The wound is then closed with absorbable sutures and a bulky dressing used.

What are the risks of Surgery?


This can occasionally (rate 1-2%) occurs as with any operation. Antibiotic therapy or occasionally surgery to wash and clean the wound may be necessary.



This is an expected outcome of the surgery as the nerve that is supplying sensation to the toes is being removed. In practice the area of numbness is small and not of any consequence. Occasionally however the whole toe can go numb.



In a proportion of patients the pain may not improve or may return after a period. This may be cause the initial pain pathology was not the nerve or that the nerve has re-grown. Fortunately this happens in around 5% or less if the correct diagnosis has been made.





This is a rare complication that can result in post op pain and skin colour changes in the whole of the foot and sometimes the entire lower leg. It occurs in less than 0.5% but can result in a poor outcome and prolonged recovery.

What happens after the surgery?

You will have post operative bandaging on your foot but will be able to walk fully weight-bearing in a post operative sandal. Although crutches maybe used they are not necessarily needed. In this time it is important to keep the leg elevated above heart level as frequently as possible although you should not be confined to bed.
You can go to work after a few days if your work is sedentary and desk based and your commute is not difficult.


You will be seen at the two week mark for removal of the bandaging and a wound inspection. At this stage it is likely that you will be able to graduate to normal shoes although a pair of trainers or comfortable and wide fitting shoes are advised.
There would be residual pain and swelling that would be ongoing but gradually improving.

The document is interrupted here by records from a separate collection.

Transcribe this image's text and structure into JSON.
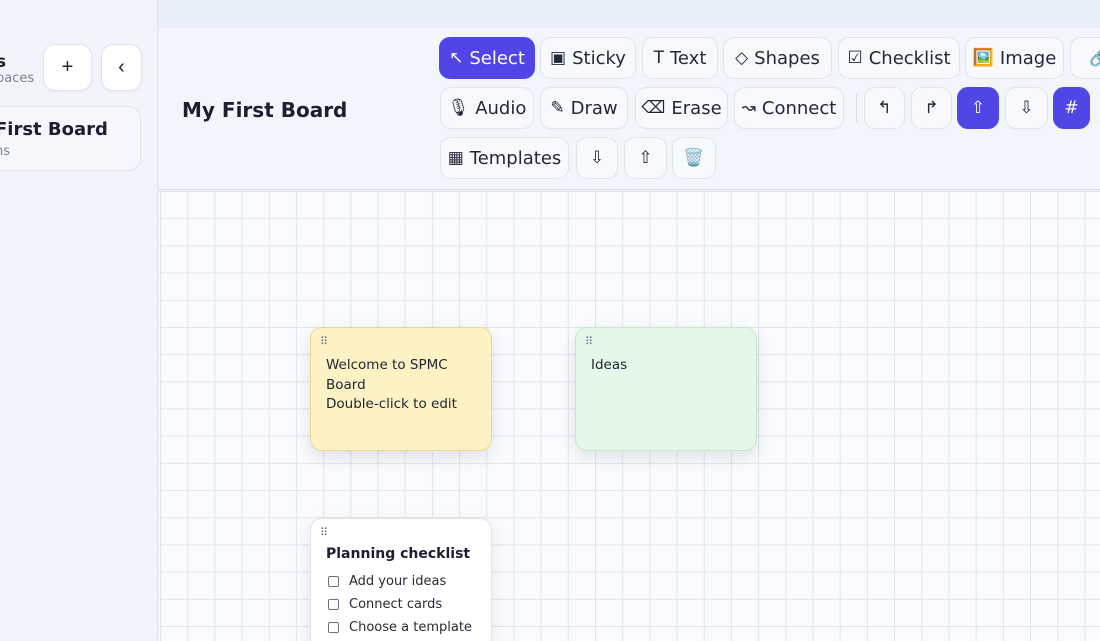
{
  "sidebar": {
    "workspace_title": "s",
    "workspace_subtitle": "paces",
    "add_label": "+",
    "collapse_label": "‹",
    "board_card": {
      "title": "First Board",
      "subtitle": "ns"
    }
  },
  "header": {
    "board_title": "My First Board",
    "tools_row1": [
      {
        "label": "Select",
        "icon": "↖",
        "icon_name": "cursor-arrow-icon",
        "active": true
      },
      {
        "label": "Sticky",
        "icon": "▣",
        "icon_name": "sticky-icon",
        "active": false
      },
      {
        "label": "Text",
        "icon": "T",
        "icon_name": "text-icon",
        "active": false
      },
      {
        "label": "Shapes",
        "icon": "◇",
        "icon_name": "diamond-icon",
        "active": false
      },
      {
        "label": "Checklist",
        "icon": "☑",
        "icon_name": "checkbox-icon",
        "active": false
      },
      {
        "label": "Image",
        "icon": "🖼️",
        "icon_name": "image-icon",
        "active": false
      },
      {
        "label": "",
        "icon": "🔗",
        "icon_name": "link-icon",
        "active": false
      }
    ],
    "tools_row2": [
      {
        "label": "Audio",
        "icon": "🎙",
        "icon_name": "microphone-icon"
      },
      {
        "label": "Draw",
        "icon": "✎",
        "icon_name": "pencil-icon"
      },
      {
        "label": "Erase",
        "icon": "⌫",
        "icon_name": "eraser-icon"
      },
      {
        "label": "Connect",
        "icon": "↝",
        "icon_name": "connector-icon"
      }
    ],
    "icon_row2": [
      {
        "icon": "↰",
        "icon_name": "undo-icon",
        "active": false
      },
      {
        "icon": "↱",
        "icon_name": "redo-icon",
        "active": false
      },
      {
        "icon": "⇧",
        "icon_name": "bring-forward-icon",
        "active": true
      },
      {
        "icon": "⇩",
        "icon_name": "send-backward-icon",
        "active": false
      },
      {
        "icon": "#",
        "icon_name": "grid-toggle-icon",
        "active": true
      }
    ],
    "row3": {
      "templates_label": "Templates",
      "templates_icon": "▦",
      "icons": [
        {
          "icon": "⇩",
          "icon_name": "export-down-icon"
        },
        {
          "icon": "⇧",
          "icon_name": "import-up-icon"
        },
        {
          "icon": "🗑️",
          "icon_name": "trash-icon"
        }
      ]
    }
  },
  "canvas": {
    "notes": [
      {
        "color": "yellow",
        "lines": [
          "Welcome to SPMC",
          "Board",
          "Double-click to edit"
        ]
      },
      {
        "color": "green",
        "lines": [
          "Ideas"
        ]
      }
    ],
    "checklist": {
      "title": "Planning checklist",
      "items": [
        "Add your ideas",
        "Connect cards",
        "Choose a template"
      ]
    }
  },
  "colors": {
    "accent": "#4f46e5",
    "note_yellow": "#fdf2c4",
    "note_green": "#e3f8e8"
  }
}
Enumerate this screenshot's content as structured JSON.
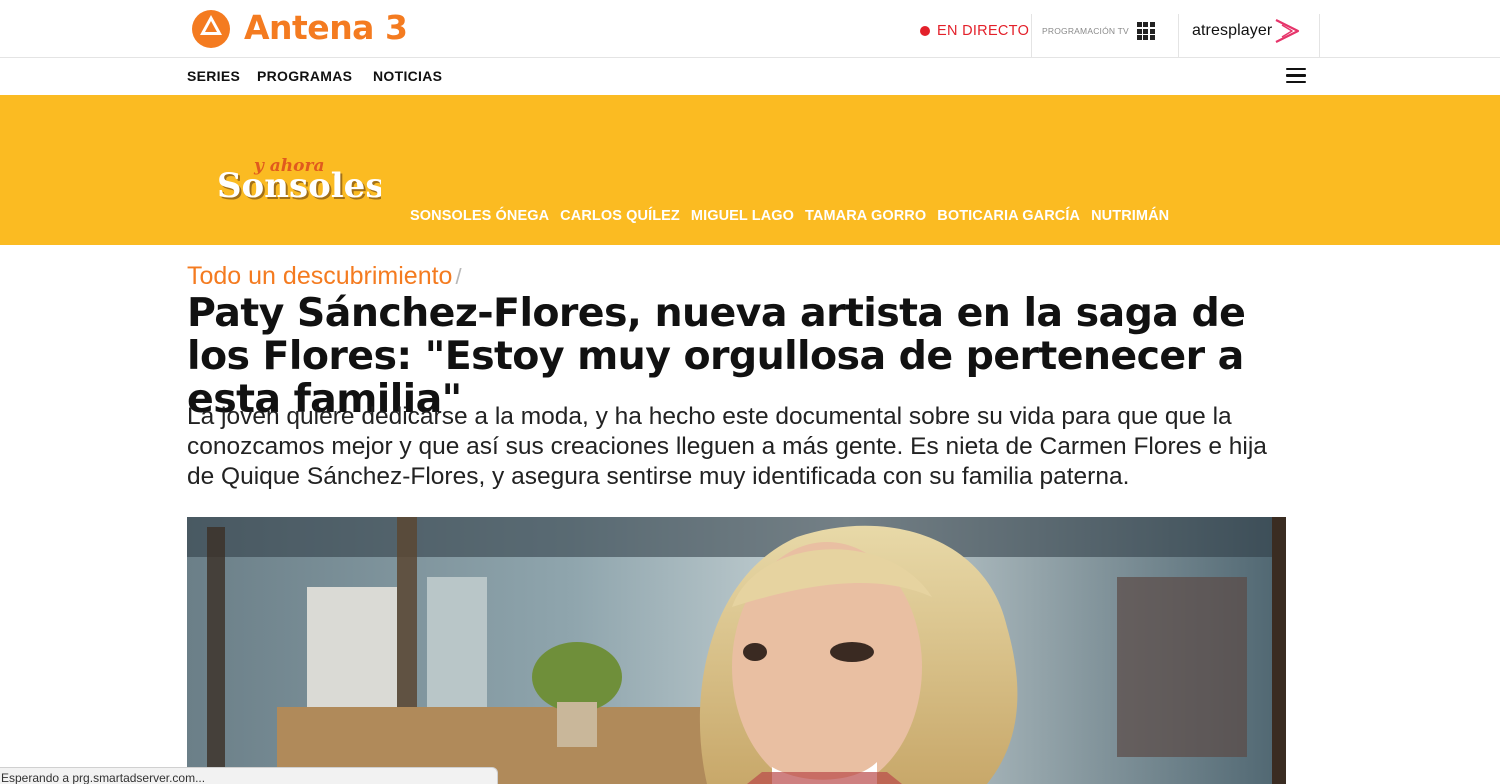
{
  "header": {
    "brand": "Antena 3",
    "live_label": "EN DIRECTO",
    "programacion_label": "PROGRAMACIÓN TV",
    "atresplayer_label": "atresplayer"
  },
  "nav": {
    "items": [
      "SERIES",
      "PROGRAMAS",
      "NOTICIAS"
    ]
  },
  "show": {
    "logo_small": "y ahora",
    "logo_main": "Sonsoles",
    "links": [
      "SONSOLES ÓNEGA",
      "CARLOS QUÍLEZ",
      "MIGUEL LAGO",
      "TAMARA GORRO",
      "BOTICARIA GARCÍA",
      "NUTRIMÁN"
    ]
  },
  "article": {
    "kicker": "Todo un descubrimiento",
    "kicker_separator": "/",
    "headline": "Paty Sánchez-Flores, nueva artista en la saga de los Flores: \"Estoy muy orgullosa de pertenecer a esta familia\"",
    "lead": "La joven quiere dedicarse a la moda, y ha hecho este documental sobre su vida para que que la conozcamos mejor y que así sus creaciones lleguen a más gente. Es nieta de Carmen Flores e hija de Quique Sánchez-Flores, y asegura sentirse muy identificada con su familia paterna."
  },
  "status_bar": {
    "text": "Esperando a prg.smartadserver.com..."
  },
  "colors": {
    "brand_orange": "#f47b20",
    "banner_yellow": "#fbbb22",
    "live_red": "#e3202a",
    "atresplayer_pink": "#e6346a"
  }
}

WEEKS 6-12
The postoperative pain and swelling will slowly resolve in this period and you are able to return to most of your day to day activities although return to sports or high impact activities may only be possible towards the end of this period.

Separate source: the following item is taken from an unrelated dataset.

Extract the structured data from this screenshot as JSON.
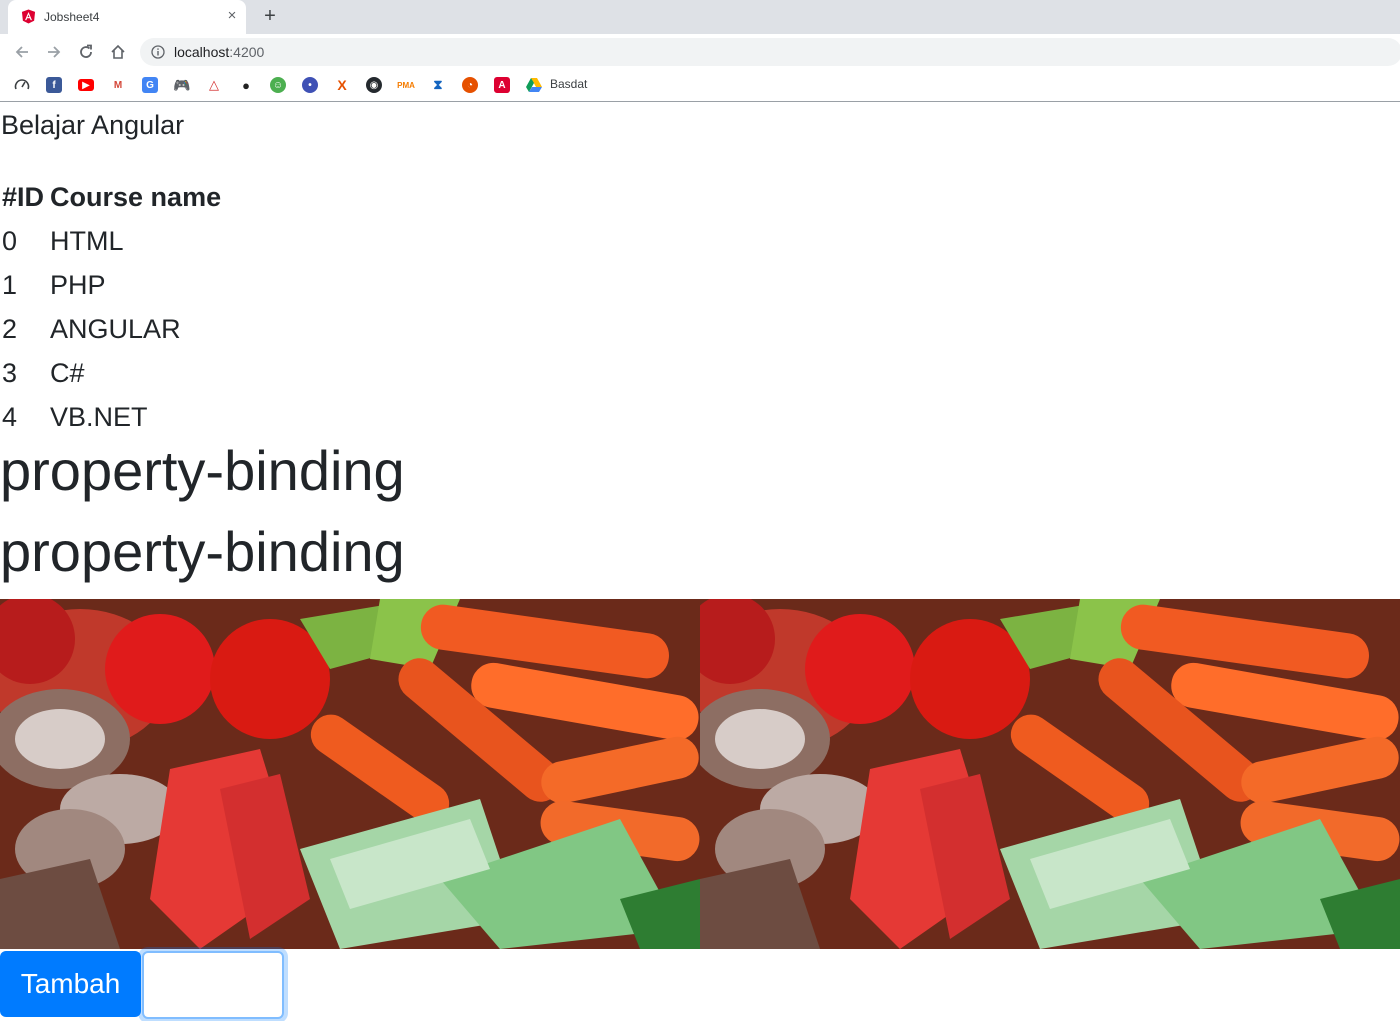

When can I start my routine?

WORK- we recommend between a few days to two weeks off work depending on how physical your work is and what your commute to work is like.

SPORTS- most sports can commence by 3 month post op although some low impact activities such as cycling may be possible as early as 6 weeks.

SHOWER- you can get you foot wet after the two week visit when the bandaging is removed and full wound healing confirmed. Before this you need to shower with protective covering to waterproof the dressings and prevent it from getting wet.

Further Information

We recommend the following links for further information on the surgery:

Patient information leaflet from Guy’s and St Thomas’ Hospitals NHS Trust

Information from NHS Choices website

Article on failed neuroma surgery